His post was shared over 68,000 times, and as of this writing has over 26,000 comments. On various websites and ‘news’ services, he has been called a “hero dad,” and his story has been called “compelling.”
Izzy is not a hero dad — not in this instance, anyway. Nor is his story compelling.
This is not “a good father, letting his daughter come to her own conclusion.” This is a father baiting his daughter with a loaded question intended to provoke a response that mirrors his own fear of otherness. This is a father acquiescing to a first grader’s understanding of gender identity and biology. As much good as Izzy feels he is doing, he is failing his daughter.
Parenting means not always letting our children come to their own conclusions. If a child were to think that eating vegetables is weird, that black people are scary, and that the elderly are gross, it’s our job as parents to help her navigate these prejudices, to better understand the world and its people, to encourage empathy and critical thinking.
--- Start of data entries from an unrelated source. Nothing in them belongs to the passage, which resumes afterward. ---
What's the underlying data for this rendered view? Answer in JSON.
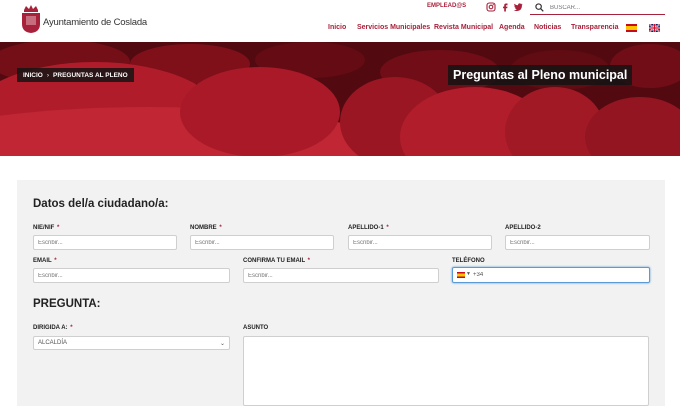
{
  "header": {
    "logo_text": "Ayuntamiento de Coslada",
    "employee_link": "EMPLEAD@S",
    "search": {
      "placeholder": "BUSCAR..."
    },
    "icons": [
      "instagram-icon",
      "facebook-icon",
      "twitter-icon",
      "search-icon"
    ],
    "nav": [
      {
        "label": "Inicio"
      },
      {
        "label": "Servicios Municipales"
      },
      {
        "label": "Revista Municipal"
      },
      {
        "label": "Agenda"
      },
      {
        "label": "Noticias"
      },
      {
        "label": "Transparencia"
      }
    ],
    "languages": [
      "es-flag",
      "uk-flag"
    ]
  },
  "hero": {
    "breadcrumb": {
      "home": "INICIO",
      "current": "PREGUNTAS AL PLENO"
    },
    "title": "Preguntas al Pleno municipal"
  },
  "form": {
    "citizen_title": "Datos del/a ciudadano/a:",
    "nie": {
      "label": "NIE/NIF",
      "required": "*",
      "placeholder": "Escribir..."
    },
    "nombre": {
      "label": "NOMBRE",
      "required": "*",
      "placeholder": "Escribir..."
    },
    "apellido1": {
      "label": "APELLIDO-1",
      "required": "*",
      "placeholder": "Escribir..."
    },
    "apellido2": {
      "label": "APELLIDO-2",
      "placeholder": "Escribir..."
    },
    "email": {
      "label": "EMAIL",
      "required": "*",
      "placeholder": "Escribir..."
    },
    "confirm_email": {
      "label": "CONFIRMA TU EMAIL",
      "required": "*",
      "placeholder": "Escribir..."
    },
    "telefono": {
      "label": "TELÉFONO",
      "value": "+34"
    },
    "question_title": "PREGUNTA:",
    "dirigida": {
      "label": "DIRIGIDA A:",
      "required": "*",
      "selected": "ALCALDÍA"
    },
    "asunto": {
      "label": "ASUNTO"
    }
  },
  "colors": {
    "brand": "#a8213a",
    "focus": "#5b9bd5",
    "card": "#f2f2f2"
  }
}
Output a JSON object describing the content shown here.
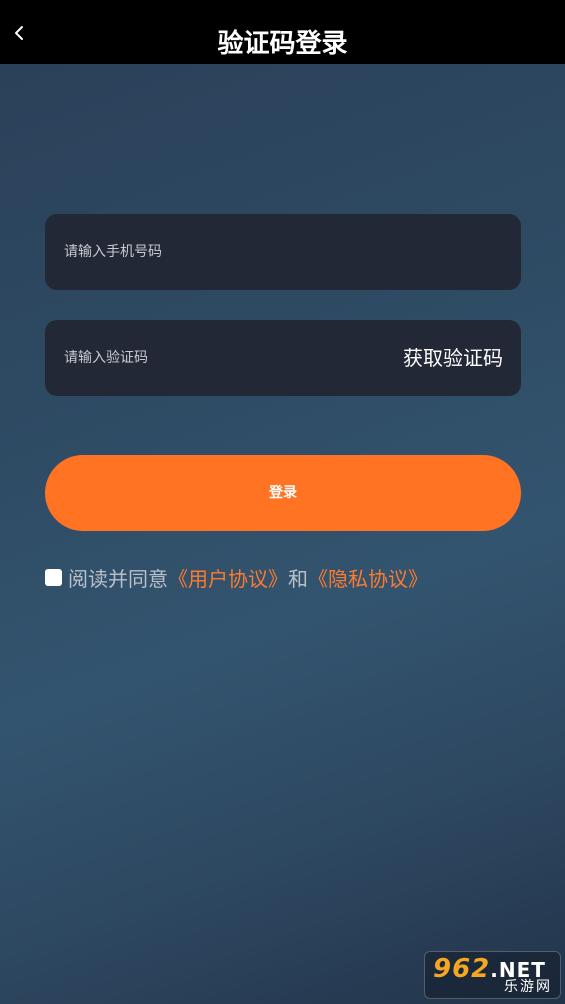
{
  "header": {
    "back_icon": "chevron-left-icon",
    "title": "验证码登录"
  },
  "form": {
    "phone_placeholder": "请输入手机号码",
    "code_placeholder": "请输入验证码",
    "get_code_label": "获取验证码",
    "login_label": "登录"
  },
  "agreement": {
    "prefix": "阅读并同意",
    "user_agreement": "《用户协议》",
    "conjunction": "和",
    "privacy_agreement": "《隐私协议》"
  },
  "watermark": {
    "brand_number": "962",
    "brand_suffix": ".NET",
    "brand_name": "乐游网"
  },
  "colors": {
    "accent": "#ff7322",
    "link": "#ff7a2e",
    "field_bg": "#222836",
    "header_bg": "#000000"
  }
}
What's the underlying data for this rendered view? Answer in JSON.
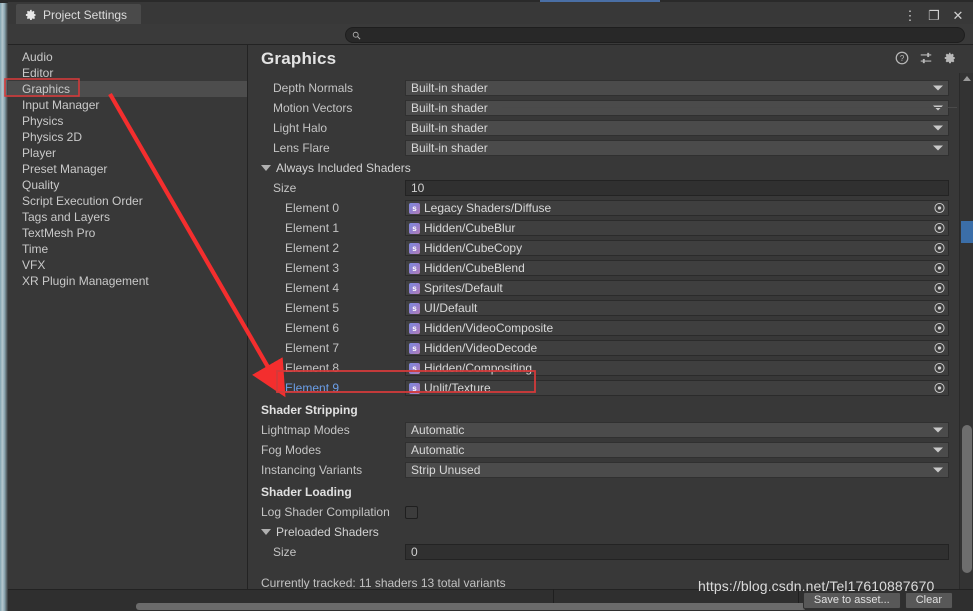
{
  "window": {
    "tab_label": "Project Settings",
    "tab_icon": "gear-icon",
    "controls": {
      "menu": "⋮",
      "maximize": "❐",
      "close": "✕"
    }
  },
  "toolbar": {
    "search_placeholder": "",
    "search_value": "",
    "search_icon": "search-icon"
  },
  "sidebar": {
    "items": [
      {
        "label": "Audio",
        "selected": false
      },
      {
        "label": "Editor",
        "selected": false
      },
      {
        "label": "Graphics",
        "selected": true
      },
      {
        "label": "Input Manager",
        "selected": false
      },
      {
        "label": "Physics",
        "selected": false
      },
      {
        "label": "Physics 2D",
        "selected": false
      },
      {
        "label": "Player",
        "selected": false
      },
      {
        "label": "Preset Manager",
        "selected": false
      },
      {
        "label": "Quality",
        "selected": false
      },
      {
        "label": "Script Execution Order",
        "selected": false
      },
      {
        "label": "Tags and Layers",
        "selected": false
      },
      {
        "label": "TextMesh Pro",
        "selected": false
      },
      {
        "label": "Time",
        "selected": false
      },
      {
        "label": "VFX",
        "selected": false
      },
      {
        "label": "XR Plugin Management",
        "selected": false
      }
    ]
  },
  "panel": {
    "title": "Graphics",
    "header_icons": [
      "help-icon",
      "preset-icon",
      "gear-icon"
    ],
    "builtin_shader_rows": [
      {
        "label": "Depth Normals",
        "value": "Built-in shader"
      },
      {
        "label": "Motion Vectors",
        "value": "Built-in shader"
      },
      {
        "label": "Light Halo",
        "value": "Built-in shader"
      },
      {
        "label": "Lens Flare",
        "value": "Built-in shader"
      }
    ],
    "always_included": {
      "foldout_label": "Always Included Shaders",
      "size_label": "Size",
      "size_value": "10",
      "elements": [
        {
          "label": "Element 0",
          "value": "Legacy Shaders/Diffuse",
          "highlighted": false
        },
        {
          "label": "Element 1",
          "value": "Hidden/CubeBlur",
          "highlighted": false
        },
        {
          "label": "Element 2",
          "value": "Hidden/CubeCopy",
          "highlighted": false
        },
        {
          "label": "Element 3",
          "value": "Hidden/CubeBlend",
          "highlighted": false
        },
        {
          "label": "Element 4",
          "value": "Sprites/Default",
          "highlighted": false
        },
        {
          "label": "Element 5",
          "value": "UI/Default",
          "highlighted": false
        },
        {
          "label": "Element 6",
          "value": "Hidden/VideoComposite",
          "highlighted": false
        },
        {
          "label": "Element 7",
          "value": "Hidden/VideoDecode",
          "highlighted": false
        },
        {
          "label": "Element 8",
          "value": "Hidden/Compositing",
          "highlighted": false
        },
        {
          "label": "Element 9",
          "value": "Unlit/Texture",
          "highlighted": true
        }
      ]
    },
    "shader_stripping": {
      "heading": "Shader Stripping",
      "rows": [
        {
          "label": "Lightmap Modes",
          "value": "Automatic"
        },
        {
          "label": "Fog Modes",
          "value": "Automatic"
        },
        {
          "label": "Instancing Variants",
          "value": "Strip Unused"
        }
      ]
    },
    "shader_loading": {
      "heading": "Shader Loading",
      "log_label": "Log Shader Compilation",
      "log_checked": false,
      "preloaded_foldout": "Preloaded Shaders",
      "preloaded_size_label": "Size",
      "preloaded_size_value": "0"
    },
    "status_text": "Currently tracked: 11 shaders 13 total variants"
  },
  "bottom": {
    "save_button": "Save to asset...",
    "clear_button": "Clear"
  },
  "annotations": {
    "watermark": "https://blog.csdn.net/Tel17610887670",
    "arrow_color": "#f42e2e",
    "box_color": "#d33a3a"
  }
}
A good father might react with some variation of the following:
“Well, I understand how you would be scared if a man came into the girl’s restroom, and you would want to let me or an authority figure know immediately if you were ever made to feel uncomfortable in a public restroom. But there are some people who, when they are born, it’s not entirely clear if they are a boy or a girl. Their doctors may make a mistake and say they are a boy when they really are a girl, or vice versa. This is called intersex, and it is something that happens sometimes. Some people may be born a girl, but everything about their very being makes them feel that they are actually a boy. This is called gender dysphoria, and it happens sometimes. Most transgender people will look completely normal, and not weird at all.
I understand how you might think it sounds weird, but most transgender people look like the gender that they identify with, and we shouldn’t be afraid of them just because they are different than we are. It’s not okay to be afraid of someone just because we think they are different.
It might be uncomfortable to be near someone with cerebral palsy, but they shouldn’t scare you.
Same goes for people of other races, or religions — some people wear religious clothing that may look strange to us, but that doesn’t mean we should be afraid of them. Most likely, you have been in the bathroom with transgender people in the women’s room before. But I bet you didn’t notice, because they have a lot of the characteristics you would expect of a girl or a woman. If they were forced to use the restroom that corresponds with their birth gender, now that might look weird. Can you imagine a big muscular man with a beard coming into the women’s room? That’s what many transgender men (people who were born a girl, but feel and look more like a boy) look like. If they used the men’s room, that would be best for them and for the people using the restroom with them.
Let me know if you have any questions. I know it sounds complicated — because it is. But at the end of the day, we should understand that everyone is born different and usually there’s no reason to feel they are weird, especially after we learn more about them.”
I think a good father might say something like that.